Harvesting Kenya’s Sweet Cane is an important agrarian undertaking that has been practiced for centuries. This traditional practice holds much potential to contribute towards the economic and social development of a nation by providing employment, promoting local resources, and supporting sustainable production practices in many parts of the country. As such, it is necessary to understand how this ancient activity contributes to current conditions in order to maximize its benefits both now and into the future. This article will analyze various aspects related to harvesting sweet cane in Kenya – from cultural significance and labor needs through technical processes involved in extraction. Through this analysis, we will gain insight into how best practices can be implemented for ongoing success with Harvesting Kenya’s Sweet Cane.
4. Climatic Challenges for Kenyan Farmers Growing and Cultivating Sweet Cane
The climate of Kenya is highly variable and has led to some unique climatic challenges for Kenyan farmers growing sweet cane. High temperatures, frequent droughts, floods and shifting rainfall patterns have all posed significant obstacles in the cultivation of this crop.
- High Temperatures: While most sweet canes thrive in tropical climates with high humidity levels and hot days, extreme heat waves often take a toll on these crops. These plants are not adapted to withstand such extremes and consequently suffer from dehydration or wilting under the intense sunlight.
- Drought: In many parts of Kenya, drought periods are becoming longer each year leading to extended dry spells that make it difficult for sweet cane farmers to keep their fields irrigated. As moisture plays an important role in sustaining healthy yields over time, prolonged drought leads directly towards low production numbers when soil cannot be replenished adequately by precipitation or other irrigation methods.
- Flooding & Rainfall Patterns: Floods caused by heavy rains also pose a major challenge as they leave behind thick silt deposits that reduce oxygen content within soils necessary for optimal growth conditions. This combined with changing rainfall patterns makes cultivating kenya cane increasingly challenging as traditional farming practices become redundant due to varying weather scenarios across years.
Kenya cane is an important part of the Kenyan agricultural sector, providing much needed employment opportunities for smallholder producers. The government has implemented several supportive policies aimed at aiding these producers in accessing markets and capitalizing on their production potential.
- Financial Support: Financial support is offered to Kenya cane farmers through various programs that provide low-interest loans, subsidies, tax incentives and grants.
- Capacity Building Initiatives: Capacity building initiatives are designed to assist farmers with gaining access to high quality inputs such as improved varieties of seeds or fertilizers; as well as training on agronomic techniques, business management practices and marketing strategies.

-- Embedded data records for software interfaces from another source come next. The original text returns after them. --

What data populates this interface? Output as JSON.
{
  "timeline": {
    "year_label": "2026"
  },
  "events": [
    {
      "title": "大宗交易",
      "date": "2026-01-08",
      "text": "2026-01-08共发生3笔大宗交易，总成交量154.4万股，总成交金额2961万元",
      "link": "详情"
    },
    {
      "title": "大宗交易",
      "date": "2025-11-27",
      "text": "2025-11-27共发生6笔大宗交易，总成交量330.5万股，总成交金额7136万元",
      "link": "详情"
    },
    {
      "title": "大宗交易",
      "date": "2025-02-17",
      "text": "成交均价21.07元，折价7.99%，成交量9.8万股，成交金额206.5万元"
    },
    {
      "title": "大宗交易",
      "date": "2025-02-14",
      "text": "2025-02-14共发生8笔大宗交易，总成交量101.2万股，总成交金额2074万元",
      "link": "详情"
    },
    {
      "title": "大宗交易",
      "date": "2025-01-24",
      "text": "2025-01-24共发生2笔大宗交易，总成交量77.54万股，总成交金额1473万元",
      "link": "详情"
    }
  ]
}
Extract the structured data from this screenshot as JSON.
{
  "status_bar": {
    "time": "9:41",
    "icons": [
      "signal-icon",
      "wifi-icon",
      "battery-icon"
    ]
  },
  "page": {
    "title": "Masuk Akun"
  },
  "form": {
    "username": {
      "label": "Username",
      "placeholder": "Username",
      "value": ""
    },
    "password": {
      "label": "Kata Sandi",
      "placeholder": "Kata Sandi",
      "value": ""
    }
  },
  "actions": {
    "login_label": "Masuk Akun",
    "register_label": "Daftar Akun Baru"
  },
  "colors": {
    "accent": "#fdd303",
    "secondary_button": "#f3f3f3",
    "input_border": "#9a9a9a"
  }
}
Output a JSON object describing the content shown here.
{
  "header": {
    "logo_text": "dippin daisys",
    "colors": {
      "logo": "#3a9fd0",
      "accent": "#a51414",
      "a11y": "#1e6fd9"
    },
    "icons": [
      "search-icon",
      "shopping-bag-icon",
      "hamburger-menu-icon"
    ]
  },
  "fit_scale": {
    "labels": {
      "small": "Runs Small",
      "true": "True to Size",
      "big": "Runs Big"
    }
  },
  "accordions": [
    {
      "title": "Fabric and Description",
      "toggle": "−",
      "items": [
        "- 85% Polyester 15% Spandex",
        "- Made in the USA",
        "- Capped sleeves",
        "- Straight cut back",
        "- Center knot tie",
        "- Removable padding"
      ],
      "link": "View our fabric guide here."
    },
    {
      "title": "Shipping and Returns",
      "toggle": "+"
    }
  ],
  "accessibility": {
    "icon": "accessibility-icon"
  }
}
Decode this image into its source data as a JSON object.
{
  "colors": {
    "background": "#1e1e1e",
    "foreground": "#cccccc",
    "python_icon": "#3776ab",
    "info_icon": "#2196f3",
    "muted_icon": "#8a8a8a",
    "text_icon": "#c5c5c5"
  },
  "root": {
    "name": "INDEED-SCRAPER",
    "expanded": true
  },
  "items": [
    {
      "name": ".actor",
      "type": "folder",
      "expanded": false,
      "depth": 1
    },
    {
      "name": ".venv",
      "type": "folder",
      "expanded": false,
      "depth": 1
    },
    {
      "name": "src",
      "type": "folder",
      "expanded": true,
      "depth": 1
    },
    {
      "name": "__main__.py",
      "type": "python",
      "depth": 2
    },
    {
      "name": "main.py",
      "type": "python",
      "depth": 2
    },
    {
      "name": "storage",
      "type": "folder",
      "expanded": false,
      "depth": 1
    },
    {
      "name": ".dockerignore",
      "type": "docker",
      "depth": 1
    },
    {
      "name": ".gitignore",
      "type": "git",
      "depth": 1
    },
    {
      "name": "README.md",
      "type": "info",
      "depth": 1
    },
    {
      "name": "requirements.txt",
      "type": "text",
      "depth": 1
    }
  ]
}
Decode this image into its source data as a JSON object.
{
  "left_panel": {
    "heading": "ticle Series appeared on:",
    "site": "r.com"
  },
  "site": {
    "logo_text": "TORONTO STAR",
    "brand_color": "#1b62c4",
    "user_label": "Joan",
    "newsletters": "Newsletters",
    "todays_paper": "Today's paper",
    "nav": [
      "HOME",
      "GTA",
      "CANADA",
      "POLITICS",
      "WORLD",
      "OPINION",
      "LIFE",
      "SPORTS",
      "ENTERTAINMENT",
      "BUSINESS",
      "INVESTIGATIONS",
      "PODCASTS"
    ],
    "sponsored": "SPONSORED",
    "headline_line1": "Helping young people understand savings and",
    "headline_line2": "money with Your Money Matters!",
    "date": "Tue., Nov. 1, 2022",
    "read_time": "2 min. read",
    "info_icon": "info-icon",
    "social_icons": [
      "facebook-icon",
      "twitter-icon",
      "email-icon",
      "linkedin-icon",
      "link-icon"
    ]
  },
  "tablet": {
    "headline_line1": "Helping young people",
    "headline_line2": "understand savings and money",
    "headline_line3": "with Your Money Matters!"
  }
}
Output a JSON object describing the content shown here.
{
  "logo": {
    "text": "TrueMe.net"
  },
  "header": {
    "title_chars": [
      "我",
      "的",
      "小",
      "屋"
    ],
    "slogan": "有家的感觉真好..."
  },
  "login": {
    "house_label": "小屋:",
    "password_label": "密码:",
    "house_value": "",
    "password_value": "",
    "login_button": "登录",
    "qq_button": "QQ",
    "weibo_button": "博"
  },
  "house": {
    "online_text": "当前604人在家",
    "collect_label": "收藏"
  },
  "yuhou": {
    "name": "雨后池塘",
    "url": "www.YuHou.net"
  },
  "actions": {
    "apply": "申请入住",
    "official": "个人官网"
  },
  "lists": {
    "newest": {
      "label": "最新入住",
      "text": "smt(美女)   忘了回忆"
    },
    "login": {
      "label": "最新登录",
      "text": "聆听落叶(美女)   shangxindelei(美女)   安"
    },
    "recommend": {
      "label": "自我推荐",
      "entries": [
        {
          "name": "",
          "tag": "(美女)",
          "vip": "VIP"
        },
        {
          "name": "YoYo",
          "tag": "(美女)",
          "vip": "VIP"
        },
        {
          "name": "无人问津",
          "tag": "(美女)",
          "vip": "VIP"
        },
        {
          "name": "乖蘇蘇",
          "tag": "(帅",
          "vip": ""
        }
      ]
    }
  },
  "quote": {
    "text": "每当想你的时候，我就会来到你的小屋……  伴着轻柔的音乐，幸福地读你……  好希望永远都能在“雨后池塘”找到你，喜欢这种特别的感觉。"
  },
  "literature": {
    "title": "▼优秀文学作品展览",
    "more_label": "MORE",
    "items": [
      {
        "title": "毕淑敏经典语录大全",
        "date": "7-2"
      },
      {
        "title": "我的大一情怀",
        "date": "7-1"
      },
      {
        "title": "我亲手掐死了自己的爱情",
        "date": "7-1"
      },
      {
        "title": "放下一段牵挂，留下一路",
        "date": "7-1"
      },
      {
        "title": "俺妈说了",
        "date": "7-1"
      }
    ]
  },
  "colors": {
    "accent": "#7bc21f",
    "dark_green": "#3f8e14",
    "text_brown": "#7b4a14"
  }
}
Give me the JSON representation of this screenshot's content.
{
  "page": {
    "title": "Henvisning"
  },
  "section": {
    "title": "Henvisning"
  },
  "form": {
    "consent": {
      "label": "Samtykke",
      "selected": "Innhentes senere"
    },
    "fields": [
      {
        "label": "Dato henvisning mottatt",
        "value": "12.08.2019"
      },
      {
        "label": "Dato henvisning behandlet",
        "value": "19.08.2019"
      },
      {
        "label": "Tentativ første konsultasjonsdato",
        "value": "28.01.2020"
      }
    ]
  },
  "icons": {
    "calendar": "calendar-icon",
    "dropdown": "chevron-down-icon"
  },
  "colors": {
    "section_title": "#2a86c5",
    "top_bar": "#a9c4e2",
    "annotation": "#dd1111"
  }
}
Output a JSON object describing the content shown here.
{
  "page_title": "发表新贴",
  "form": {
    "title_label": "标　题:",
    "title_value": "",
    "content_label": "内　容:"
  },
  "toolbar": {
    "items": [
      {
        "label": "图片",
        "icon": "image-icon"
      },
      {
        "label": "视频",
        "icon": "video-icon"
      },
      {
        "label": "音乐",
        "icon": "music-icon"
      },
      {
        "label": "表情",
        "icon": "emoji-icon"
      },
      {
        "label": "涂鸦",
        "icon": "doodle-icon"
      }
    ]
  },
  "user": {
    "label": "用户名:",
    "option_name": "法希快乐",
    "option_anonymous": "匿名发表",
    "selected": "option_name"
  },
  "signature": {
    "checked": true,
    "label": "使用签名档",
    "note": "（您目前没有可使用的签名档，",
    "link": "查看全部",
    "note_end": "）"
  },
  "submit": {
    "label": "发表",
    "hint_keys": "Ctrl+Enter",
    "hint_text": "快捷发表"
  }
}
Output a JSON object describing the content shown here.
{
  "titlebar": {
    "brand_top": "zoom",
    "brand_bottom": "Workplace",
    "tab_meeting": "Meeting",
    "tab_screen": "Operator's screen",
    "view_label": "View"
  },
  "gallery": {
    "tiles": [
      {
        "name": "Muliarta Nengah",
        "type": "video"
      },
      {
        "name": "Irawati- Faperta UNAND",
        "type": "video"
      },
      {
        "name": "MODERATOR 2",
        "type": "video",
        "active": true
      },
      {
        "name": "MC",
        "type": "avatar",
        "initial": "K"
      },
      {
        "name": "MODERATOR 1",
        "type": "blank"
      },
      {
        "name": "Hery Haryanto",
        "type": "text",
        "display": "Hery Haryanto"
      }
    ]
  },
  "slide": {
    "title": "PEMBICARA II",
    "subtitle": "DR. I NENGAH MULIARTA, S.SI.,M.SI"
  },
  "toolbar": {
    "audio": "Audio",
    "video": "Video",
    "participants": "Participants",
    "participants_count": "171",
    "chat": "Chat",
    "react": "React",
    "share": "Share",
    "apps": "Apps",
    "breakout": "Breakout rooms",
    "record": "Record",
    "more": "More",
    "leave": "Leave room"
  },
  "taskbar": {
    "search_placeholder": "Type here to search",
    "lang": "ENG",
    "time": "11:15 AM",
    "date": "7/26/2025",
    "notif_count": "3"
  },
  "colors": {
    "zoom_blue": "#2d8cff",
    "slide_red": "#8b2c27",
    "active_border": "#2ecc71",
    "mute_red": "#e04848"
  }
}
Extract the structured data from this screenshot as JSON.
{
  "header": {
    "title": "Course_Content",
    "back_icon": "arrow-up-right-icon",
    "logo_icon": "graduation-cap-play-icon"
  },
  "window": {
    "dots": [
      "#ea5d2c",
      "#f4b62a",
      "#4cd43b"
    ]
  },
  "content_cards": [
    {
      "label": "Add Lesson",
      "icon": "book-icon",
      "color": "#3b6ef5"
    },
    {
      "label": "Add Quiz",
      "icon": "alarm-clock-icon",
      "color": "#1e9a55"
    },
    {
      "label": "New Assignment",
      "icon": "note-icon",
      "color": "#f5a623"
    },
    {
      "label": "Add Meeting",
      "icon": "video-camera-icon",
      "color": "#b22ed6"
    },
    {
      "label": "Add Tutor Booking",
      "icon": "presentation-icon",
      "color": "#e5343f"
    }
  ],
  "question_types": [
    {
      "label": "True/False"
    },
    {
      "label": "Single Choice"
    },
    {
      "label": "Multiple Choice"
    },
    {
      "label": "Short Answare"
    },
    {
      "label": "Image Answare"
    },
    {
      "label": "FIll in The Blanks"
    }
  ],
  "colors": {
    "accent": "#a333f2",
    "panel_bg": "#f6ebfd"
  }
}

- Market Linkages Programs: Market linkages programs help connect smallholder producers with buyers by offering a platform where sellers can easily find local market outlets or export markets.
The sugarcane industry in Kenya has been showing steady growth over the past few years, and indications are that this trend is likely to continue into the near future. As such, there is potential for a bright future for the Kenyan’s sugarcane sector with improvements being made across many areas of production.
- Productivity: The productivity of cane farms can be improved by using modern farming techniques and taking advantage of advances in mechanization. These will not only help reduce labor costs but also increase yields.
- Markets: Increased efforts need to be put into identifying new markets both domestically and abroad. This could involve tapping into niche consumer segments or expanding access to larger international buyers through local partnerships.
- Investment: Government investment in kenya cane research centers should see significant increases as they provide valuable insights on improving cultivation practices, pest control methods, soil management etc. Additionally private investors must play their part too via direct investment into growing businesses that specialize in producing high quality products from kenya cane-based raw materials.
With these three elements combined together there is tremendous potential for long-term sustainability within the Kenyan’s sugarcane industry going forward. Kenya Cane farmers have had success previously due largely to favorable weather conditions however if necessary investments are made now then it may become one of Africa’s most competitive agricultural sectors once again.
This article has presented a comprehensive overview of the process of harvesting Kenya’s sweet cane. From exploring the traditional method employed by farmers, to examining its potential uses in food and medicinal applications, this survey has highlighted how important this agricultural crop is for many Kenyans. By looking at existing research on best practices and possible innovations that can help maximize yields, we have come to understand how complex and delicate yet rewarding it is to cultivate this delicious sweetener. Ultimately, through a deeper appreciation of what goes into farming sugarcane we have been able to appreciate why Kenyan locals believe it holds so much importance as part of their culture – not just as a source of income but also as an integral piece within their national identity.